According to the Inquisitr, one of the biggest star of Acorn TV is Martin Clunes, and his show, Doc Martin, in particular. No, it’s not a costume drama like Downton Abbey, but Doc Martin is a quirky medical drama/comedy now in its eighth season. Think House with less death and more laughs. Martin Clunes plays a former London surgeon who develops a blood phobia, and ends up taking a new post as a GP in the fictional Cornish town of Portwenn (filmed in Port Isaac). Not only is the basic cast a hoot, it is a chance to see many Brit actors seen in other shows. Last season’s major guest star was American actress Sigourney Weaver. Other streaming services have several seasons of Doc Martin, but only Acorn TV has the up to the minute seasons.

The PR Newswire says that Acorn TV is an award winning streaming service that can bring a whole new world to your streaming habit. Acorn TV has a stable of regular offerings, then adds new shows and movies each month, and an Acorn TV Friday Feature each week. And while many of the shows on Acorn TV are PBS level shows, there are also plenty of offerings that range from dark to just plain goofy.

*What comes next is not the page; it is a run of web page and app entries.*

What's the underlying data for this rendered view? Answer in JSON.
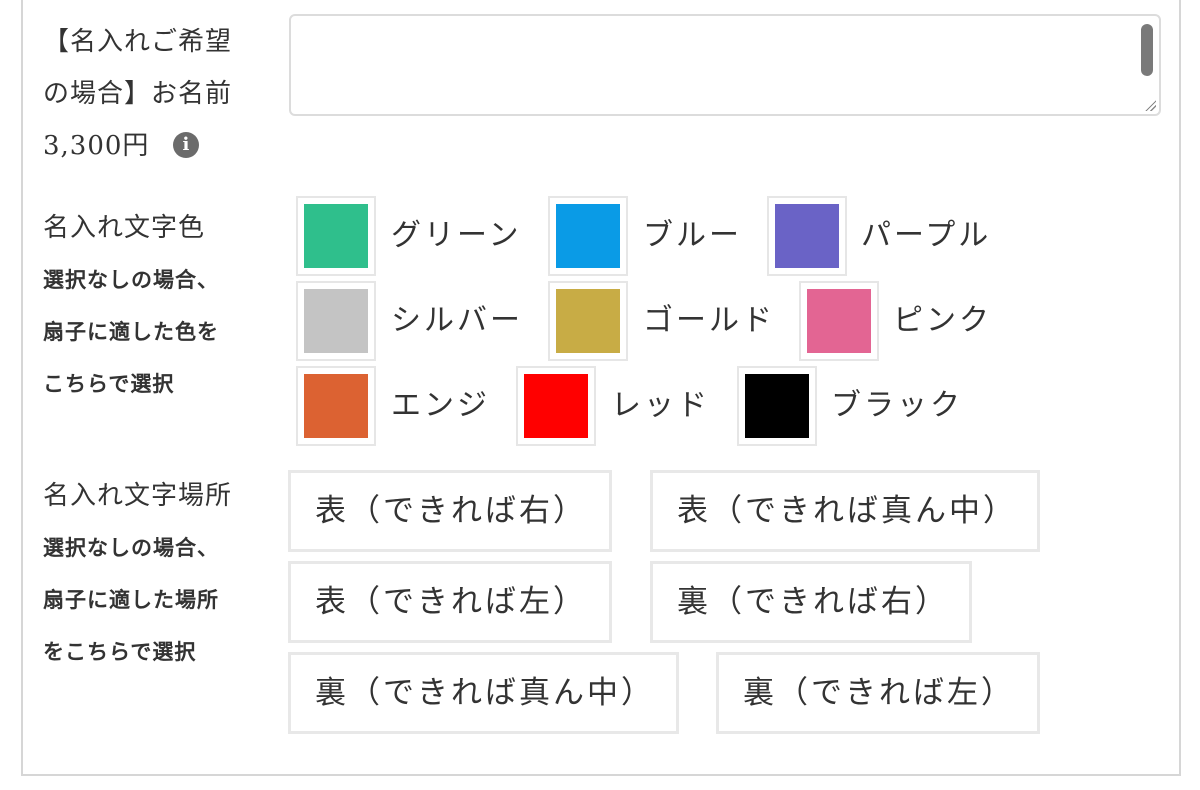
{
  "name_field": {
    "label_line1": "【名入れご希望",
    "label_line2": "の場合】お名前",
    "price": "3,300円",
    "info_glyph": "i",
    "value": ""
  },
  "color_section": {
    "title": "名入れ文字色",
    "note_lines": [
      "選択なしの場合、",
      "扇子に適した色を",
      "こちらで選択"
    ],
    "colors": [
      {
        "name": "グリーン",
        "hex": "#2fbf8c"
      },
      {
        "name": "ブルー",
        "hex": "#0a9be6"
      },
      {
        "name": "パープル",
        "hex": "#6a63c6"
      },
      {
        "name": "シルバー",
        "hex": "#c4c4c4"
      },
      {
        "name": "ゴールド",
        "hex": "#c8ac45"
      },
      {
        "name": "ピンク",
        "hex": "#e36593"
      },
      {
        "name": "エンジ",
        "hex": "#dc6232"
      },
      {
        "name": "レッド",
        "hex": "#ff0000"
      },
      {
        "name": "ブラック",
        "hex": "#000000"
      }
    ]
  },
  "position_section": {
    "title": "名入れ文字場所",
    "note_lines": [
      "選択なしの場合、",
      "扇子に適した場所",
      "をこちらで選択"
    ],
    "options": [
      "表（できれば右）",
      "表（できれば真ん中）",
      "表（できれば左）",
      "裏（できれば右）",
      "裏（できれば真ん中）",
      "裏（できれば左）"
    ]
  }
}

Of course, there are staples like Murdoch Mysteries out of Canada, with many seasons on Acorn TV, and Midsomer Murders, in its 17th season, provides mini murder mysteries that all take place in an English village which has a crime rate similar to Murder She Wrote. Acorn TV is also the only streaming service with episodes as close to ITV as possible.

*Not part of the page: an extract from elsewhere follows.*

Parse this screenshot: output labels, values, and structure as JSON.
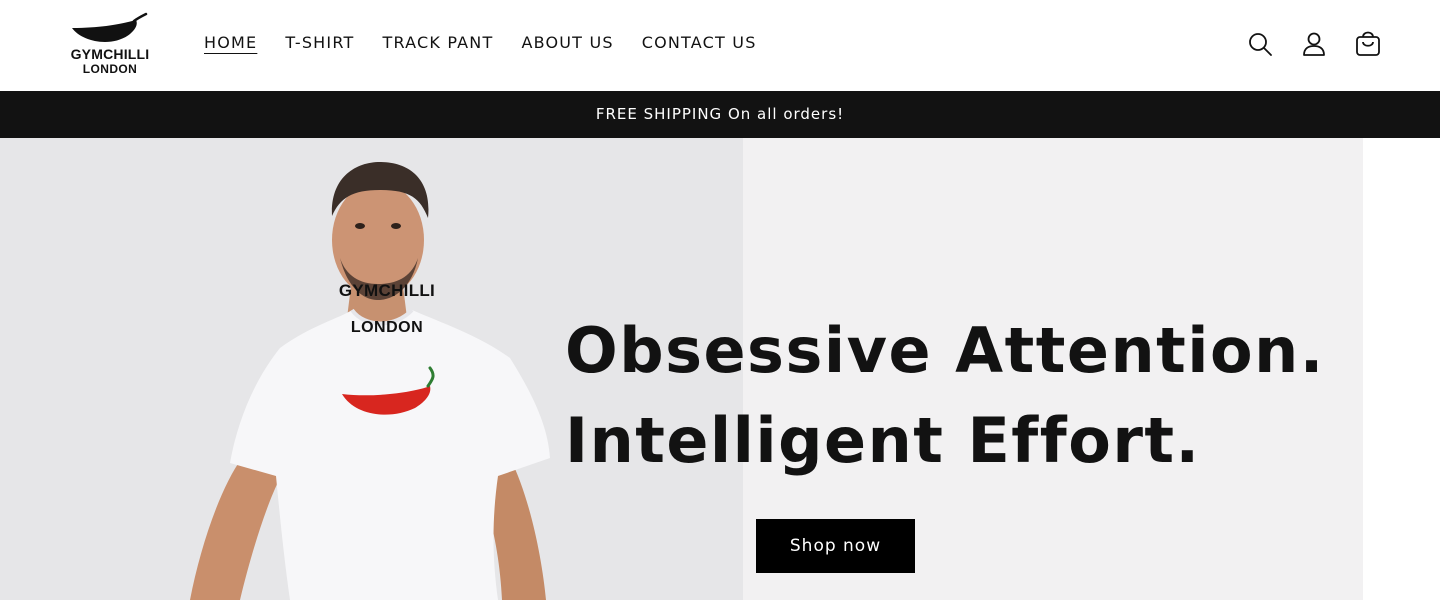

Then there is the show Very British Problems, which is documentary style, and stars American late night television host James Corden. It helps to explain, particularly to Americans, what is up with British quirks, like the need to say “sorry” all the time, and what is up with the tea obsession. PR Newswire describes Acorn TV’s Very British Problems as a study in British social awkwardness.

“The hilarious celebratory talking heads show returns with Britain’s most famous faces sharing the struggle against the endless capacity of social awkwardness which comes with being British. Originating from a Twitter account and narrated by Julie Walters, the show features contributions from James Corden (The Late Late Show), David Tennant (Doctor Who), Catherine Tate, and more.”

E! News says that more and more, Americans have developed an obsession with all things British, and they highly recommend an Acorn TV subscription. The term Anglophilia goes back to 1896 at the end of the Victorian era, and it put a stamp on the American love of all things Brit. Then came Beatlemania, Royal weddings, and Harry Potter, all which found a huge audience on American shores. Acorn TV helps a viewer get totally lost, often in many seasons worth of a single show, like Inspector Lewis, which is a Masterpiece classic.

Seamus Lyte, an international brand manager, explains that streaming services like Acorn TV allow us to take a break from our daily lives.

“With the drama series, such as Downton, I think people love to see how it was, and to disappear into another, seemingly less stressful time. It’s a mini break from all our normal lives and pressures. We all want what we do not have. These TV shows allow us to live it for a brief moment.”

And more and more, Brit actors who turn up in many of the series found on Acorn TV are trickling into American television and movies.

Have you check out Acorn TV? Acorn TV is offering a free 30 day trial to check out the best in Brit TV.

[Photo by Acorntv]